By Kayla Ruff

Source: Nature Design

According to a recently published study conducted in southern Niger, agricultural structures called ‘half-moons’ have the potential to substantially increase Niger’s crop productivity. Scientists assessed the effectiveness of these structures between 2013 and 2020 at 18 sites in southern Niger, and the results of the study revealed that there was a 25% increase in vegetative greenness at the intervention sites. As a nation with over 1.9 million people affected by severe food insecurity, land rehabilitation techniques such as half-moons could play a critical role in increasing crop productivity in Niger.

What are half-moons?

Half-moons are semicircular pits bordered with rocks, and they are constructed in large numbers throughout agricultural fields. These rock-bordered pits allow water to collect inside them, which reduces surface runoff and soil erosion. Half-moons are especially important in regions with erratic and unpredictable rainfall patterns. While rain from a downpour would typically roll off the soil, half-moons keep water in place, allowing it to seep into the soil and nourish crops.

How can land rehabilitation techniques restore Niger’s agricultural lands?

Niger is a hot and arid country, and unsustainable agricultural practices have made the nation’s dry lands even more susceptible to desertification. In fact, at least 100,000 hectares of agricultural land are lost each year in Niger. Increasing vegetative growth is vital for reducing the rate of land degradation, as it substantially reduces the impacts of soil erosion. Without vegetative growth, rainwater cannot penetrate beyond the surface, which degrades the land and causes more intense floods during the rainy season.

Local-scale land rehabilitation practices, however, could be the answer to restoring Niger’s depleted agricultural lands. The water-preserving capabilities of half-moons, for example, could play an important role in improving soil fertility in degraded ecosystems. The vegetation that grows as a result of these structures prevents erosion, thereby mitigating floods, which substantially increases crop yields.

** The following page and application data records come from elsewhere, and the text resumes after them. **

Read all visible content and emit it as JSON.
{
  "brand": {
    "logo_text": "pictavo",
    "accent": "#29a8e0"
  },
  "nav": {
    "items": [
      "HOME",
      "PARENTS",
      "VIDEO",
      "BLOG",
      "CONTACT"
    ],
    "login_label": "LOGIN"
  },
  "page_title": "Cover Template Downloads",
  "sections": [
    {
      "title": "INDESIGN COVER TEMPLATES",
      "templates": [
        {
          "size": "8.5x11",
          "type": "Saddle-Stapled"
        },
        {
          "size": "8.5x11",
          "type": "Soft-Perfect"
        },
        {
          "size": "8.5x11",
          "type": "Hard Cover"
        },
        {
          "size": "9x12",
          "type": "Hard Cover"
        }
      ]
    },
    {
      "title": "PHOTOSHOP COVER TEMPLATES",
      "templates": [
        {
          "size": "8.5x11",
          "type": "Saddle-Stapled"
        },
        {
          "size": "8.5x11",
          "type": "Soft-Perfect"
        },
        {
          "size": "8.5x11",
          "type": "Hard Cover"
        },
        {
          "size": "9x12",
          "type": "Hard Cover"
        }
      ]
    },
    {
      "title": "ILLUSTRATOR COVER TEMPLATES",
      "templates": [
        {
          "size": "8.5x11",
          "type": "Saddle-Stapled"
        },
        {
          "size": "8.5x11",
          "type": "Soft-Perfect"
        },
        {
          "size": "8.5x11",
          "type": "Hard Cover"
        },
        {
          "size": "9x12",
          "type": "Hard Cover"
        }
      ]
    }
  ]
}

Additional land rehabilitation techniques may be helpful in Niger

Aside from half-moon structures, many other local land rehabilitation techniques can help improve soil productivity and restore degraded lands in Niger. For example, a case study conducted in dry regions of Burkina Faso found that Zai pits rehabilitated degraded soils and reintroduced a large diversity of plants.Like half-moons, constructing Zai pits does not require advanced technology. Other agroecological interventions such as contour bunds, eyebrow terraces, and Negarim microcatchments also help restore vegetation in arid regions.

While all of these land rehabilitation techniques help improve agricultural productivity in barren areas, they require no advanced technology, making them simple and inexpensive to construct. Overall, implementing these sustainable and effective agricultural strategies will be critical to restoring Niger’s agricultural lands, which will, in turn, help reduce the nation’s food security shortages.

Zai Practice: A West African Traditional Rehabilitation System for Semiarid Degraded Lands, a Case Study in Burkina Faso: Arid Soil Research and Rehabilitation: Vol 13, No 4 (